Teodor Shanin (1930-2020) was President of the Moscow School of Social and Economic Sciences and Professor of Sociology at the University of Manchester. He was one of the originators of contemporary peasant studies and also made a significant contribution to the fields of historical sociology, social economics, epistemology, political sciences and rural history. In his work Professor Shanin focused on Russian society and the further development of the methodology of peasant studies in Russia. Central to his vision and analytical work were also efforts to challenge the over-simplification of the theories of progress. In his later works, Teodor Shanin put forward the term ‘expolary economy’ to describe the informal economies that challenge neoclassical economics and the modern forms of social and political planning informed by it. He also played an important role in developing new forms of academic education in Russia. The list of his books published in English includes ‘Peasants and Peasant Societies’, ‘The Awkward Class: Political Sociology of Peasantry in a Developing Society: Russia 1910-1925’, ‘Late Marx and the Russian Road: Marx and the Peripheries of Capitalism’, ‘Russia as a Developing Society: Roots of Otherness, Russia's Turn of Century’, ‘Revolution as a Moment of Truth: 1905-1907→1917-1922’ and ‘Defining Peasants: Essays Concerning Rural Societies: Expolary economies and Learning from Them’.

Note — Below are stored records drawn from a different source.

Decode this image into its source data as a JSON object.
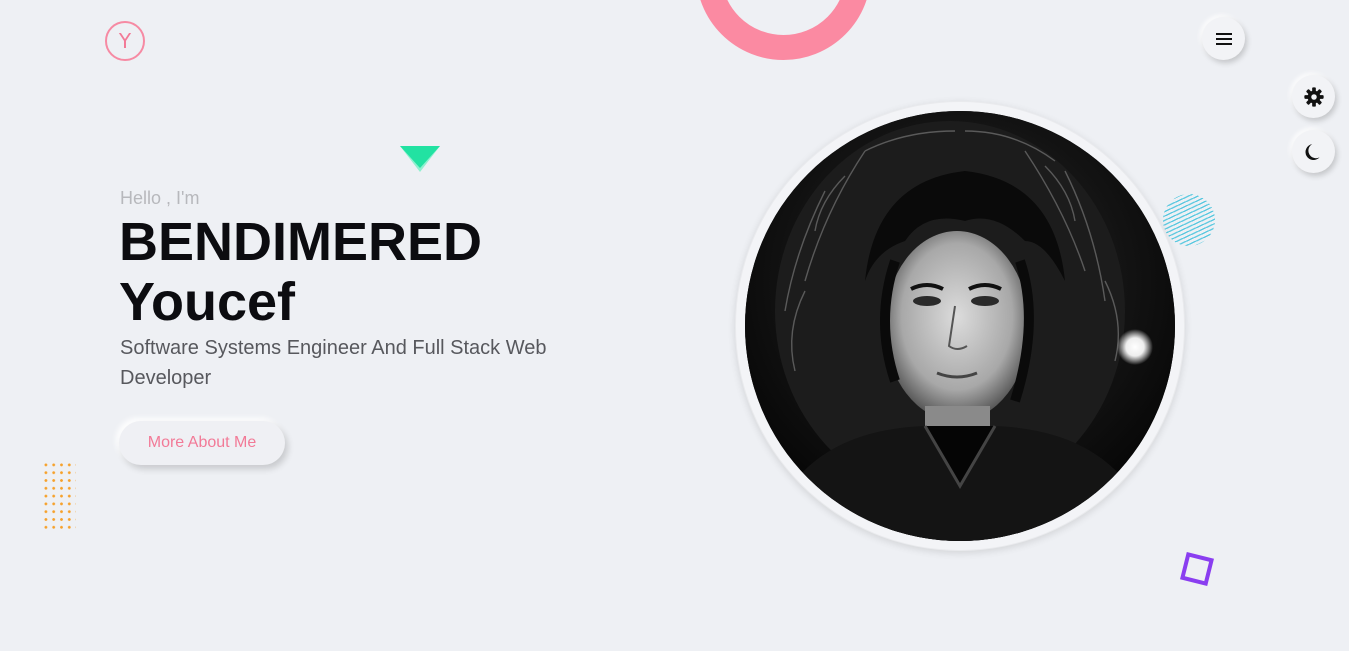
{
  "brand": {
    "logo_letter": "Y",
    "accent_color": "#f27a97"
  },
  "header": {
    "menu_icon": "hamburger-menu-icon"
  },
  "side_controls": {
    "settings_icon": "gear-icon",
    "theme_icon": "moon-icon"
  },
  "hero": {
    "greeting": "Hello , I'm",
    "name_line1": "BENDIMERED",
    "name_line2": "Youcef",
    "subtitle": "Software Systems Engineer And Full Stack Web Developer",
    "cta_label": "More About Me"
  },
  "portrait": {
    "description_icon": "profile-photo"
  },
  "decorations": {
    "ring_color": "#fb8aa2",
    "triangle_color": "#2ee6a8",
    "dots_color": "#f6a12b",
    "striped_circle_color": "#5cc9e0",
    "square_color": "#8a3ef0"
  }
}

By Teodor Shanin, Degrowth.de
The global crisis gives a chance for a new model of living to emerge – an economy of degrowth. In an interview with the LavkaGazeta, Teodor Shanin is reflecting on the role that farming can play in the new model of development.